The body has an amazing capacity to heal itself. Regenerative medicine describes a group of processes that harness that natural ability of the body and enhances or concentrates it.
Platelet therapy (also referred to as Platelet Rich Plasma or PRP)
When the body becomes injured, a natural healing process occurs to repair the damaged tissue.
The body naturally signals platelets and other components in the blood supply to migrate to the site of injury. Under normal conditions, these platelets release a variety of factors that initiate and subsequently promote healing. Platelets are released into circulation where they play a prominent role in blood clotting (hemostasis).
Platelets also contain a variety of growth factors that enhance wound healing and induce tissue regeneration.
These growth factors, include platelet-derived growth factor, transforming growth factor beta, fibroblast growth factor, insulin-like growth factor 1, epithelial growth factor and vascular endothelial growth factor.
Platelet therapy harnesses and concentrates these platelets to be precisely introduced to the injury site in an injectable form.
The implantation of these platelets from a small amount of the patient's own blood has the potential to enhance the body's capacity for healing.
The platelets are taken from the injured animal, concentrated and injected into, or applied to the animal from which the sample was originally collected to treat a specific injury.
That's why this cell therapy is referred to as “autologous” because the patient is being treated with a product derived from his or her own body.
Autologous platelet therapies offer low risk , but platelet therapies from a donor patient are prone to have high risk factors.
Even if the donor is a sibling or parent of the recipient the chance for reaction is high. As a veterinarian I would not recommend using a platelet therapy from a donor patient.
Injecting platelets into injured tissue reawakens the body's healing capacity.
Platelets would normally migrate to the location of acute trauma and stimulate healing on their own, but tendons and ligaments, joint capsules and cartilage have a very poor blood supply which limits platelet migration to them.
Injecting the platelets directly into the affected area attracts other healing cells and stimulates local tissue repair.
When platelets are injected, they attach to injured collagen fibers and then release healing proteins called growth factors that initiate and activate healing. In short, they are the body's response to trauma.
Platelet-derived growth factors offer the following medical benefits:
- Stem Cell Attractant: PRP attracts stem cells to an injury to optimize the healing process;
- Vascular growth factors stimulate new blood vessels;
- Epithelial growth factors stimulate new tissue;
- Transforming growth factors stimulate ligament, tendon, cartilage and joint capsule healing;
- Cellular adhesion molecules create a structural matrix for new connective tissue, bone, and epithelial cells.
Platelet therapy is used to treat various medical conditions.

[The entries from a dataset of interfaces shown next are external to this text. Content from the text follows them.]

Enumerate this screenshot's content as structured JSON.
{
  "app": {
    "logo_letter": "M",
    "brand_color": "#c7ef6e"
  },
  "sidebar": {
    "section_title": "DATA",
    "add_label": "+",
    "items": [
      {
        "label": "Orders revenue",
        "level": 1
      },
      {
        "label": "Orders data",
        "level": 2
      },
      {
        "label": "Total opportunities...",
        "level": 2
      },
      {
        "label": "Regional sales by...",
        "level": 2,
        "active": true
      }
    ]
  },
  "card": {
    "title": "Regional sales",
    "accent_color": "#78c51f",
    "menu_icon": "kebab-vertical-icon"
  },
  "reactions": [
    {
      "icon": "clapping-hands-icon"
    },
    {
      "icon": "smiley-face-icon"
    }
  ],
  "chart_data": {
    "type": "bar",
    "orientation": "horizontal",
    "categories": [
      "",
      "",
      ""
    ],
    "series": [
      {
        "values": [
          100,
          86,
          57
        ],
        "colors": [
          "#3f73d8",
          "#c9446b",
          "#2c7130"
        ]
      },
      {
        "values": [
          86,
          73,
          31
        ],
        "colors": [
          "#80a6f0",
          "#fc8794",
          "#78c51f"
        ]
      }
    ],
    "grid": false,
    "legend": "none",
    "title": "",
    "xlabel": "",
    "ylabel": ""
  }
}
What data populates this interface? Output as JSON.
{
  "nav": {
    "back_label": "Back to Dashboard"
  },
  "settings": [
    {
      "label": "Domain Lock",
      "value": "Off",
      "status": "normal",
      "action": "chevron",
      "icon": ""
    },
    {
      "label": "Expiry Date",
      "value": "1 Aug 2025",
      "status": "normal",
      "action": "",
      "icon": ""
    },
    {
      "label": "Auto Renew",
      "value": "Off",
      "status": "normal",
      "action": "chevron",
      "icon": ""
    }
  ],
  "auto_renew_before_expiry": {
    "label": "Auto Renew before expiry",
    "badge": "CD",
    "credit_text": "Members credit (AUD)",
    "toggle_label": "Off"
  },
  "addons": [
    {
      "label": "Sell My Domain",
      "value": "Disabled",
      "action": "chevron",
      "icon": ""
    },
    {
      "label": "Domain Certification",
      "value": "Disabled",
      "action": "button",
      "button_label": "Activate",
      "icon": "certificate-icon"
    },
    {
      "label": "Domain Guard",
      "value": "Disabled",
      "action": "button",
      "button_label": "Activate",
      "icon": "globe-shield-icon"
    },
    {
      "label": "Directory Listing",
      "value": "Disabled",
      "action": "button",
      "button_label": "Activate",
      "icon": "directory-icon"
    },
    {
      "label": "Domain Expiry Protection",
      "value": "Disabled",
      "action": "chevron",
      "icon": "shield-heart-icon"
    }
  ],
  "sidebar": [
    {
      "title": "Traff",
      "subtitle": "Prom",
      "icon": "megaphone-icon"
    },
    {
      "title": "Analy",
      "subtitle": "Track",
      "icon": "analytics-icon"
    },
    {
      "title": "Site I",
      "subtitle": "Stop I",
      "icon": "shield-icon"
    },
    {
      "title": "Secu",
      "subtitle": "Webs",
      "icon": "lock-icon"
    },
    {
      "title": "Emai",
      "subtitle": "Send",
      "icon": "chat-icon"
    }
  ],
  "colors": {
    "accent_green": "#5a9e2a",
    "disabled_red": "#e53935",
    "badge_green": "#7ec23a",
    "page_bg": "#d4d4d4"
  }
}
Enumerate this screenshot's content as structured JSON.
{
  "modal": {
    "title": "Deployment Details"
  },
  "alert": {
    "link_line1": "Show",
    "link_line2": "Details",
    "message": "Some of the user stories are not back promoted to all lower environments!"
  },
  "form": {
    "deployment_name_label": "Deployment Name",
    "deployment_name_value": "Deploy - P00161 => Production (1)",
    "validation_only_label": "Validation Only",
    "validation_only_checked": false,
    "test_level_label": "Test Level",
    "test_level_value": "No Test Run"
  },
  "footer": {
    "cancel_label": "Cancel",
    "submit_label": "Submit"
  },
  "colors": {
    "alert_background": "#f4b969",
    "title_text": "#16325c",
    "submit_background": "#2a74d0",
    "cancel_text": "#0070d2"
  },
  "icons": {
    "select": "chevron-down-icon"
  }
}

Platelet therapy is a proven and effective option for treating osteoarthritis* (V-PET JAVMA Study), wounds, and tendon and ligament injuries, for both acute and chronic cases.
This easy, minimally invasive, same day procedure promotes healing and reduces pain.
It can be used alone or in conjunction with other treatments, depending on your animal’s needs.
There are many platelet therapy options available, so evaluating or choosing a system can sometimes be daunting.
The most important things to look for are:
- is it validated for the species being treated and
- is the platelet concentration adequate.
In some cases using a filtration system, such as the V-PETTM, is gentler on the platelets and will prevent the platelets from being opened or activated before they are injected into the injured area.
It is only when the platelets come in contact with the site of injury that they become activated, releasing their growth factors.
Platelet Therapy can be used in different clinical conditions with different outcome goals, including hemostasis, angiogenesis or functional recovery in musculoskeletal conditions.
So far, thousands of patients have benefited from Platelet therapy and the acceptance of platelet therapy into vet medicine has been determined by the safety profile, ease of use, and effectiveness.
Dr. Jeffrey Schaffer, DVM obtained his Doctor of Veterinary Medicine at the University of Perugia. He has practiced veterinary medicine at Nassau-Suffolk Vet Hospital, several emergency veterinary hospitals and animal shelters. He also has worked as an adjunct professor in medical and biological subjects at numerous colleges and universities in New York. He is the author of a range of published studies and he has established relationships with opinion leaders in medical, veterinary research and clinical practice. He now works at VetStem Biopharma.
VetStem Biopharma has been providing regenerative therapies since 2004. Thousands of animals have been treated for arthritis and/or tendon and ligament injuries, many of which were not responding to other treatment methods.
Platelet-Rich Plasma (PRP) Treatment for Cookie's Bad Knee(s)
A randomized controlled trial of the efficacy of autologous platelet therapy for the treatment of osteoarthritis in dogs
The use of autologous PRP gel as an aid in the management of acute trauma wounds
Patellar tendon healing with platelet-rich plasma: a prospective randomized controlled trial
Platelet Therapy on Pet Life Radio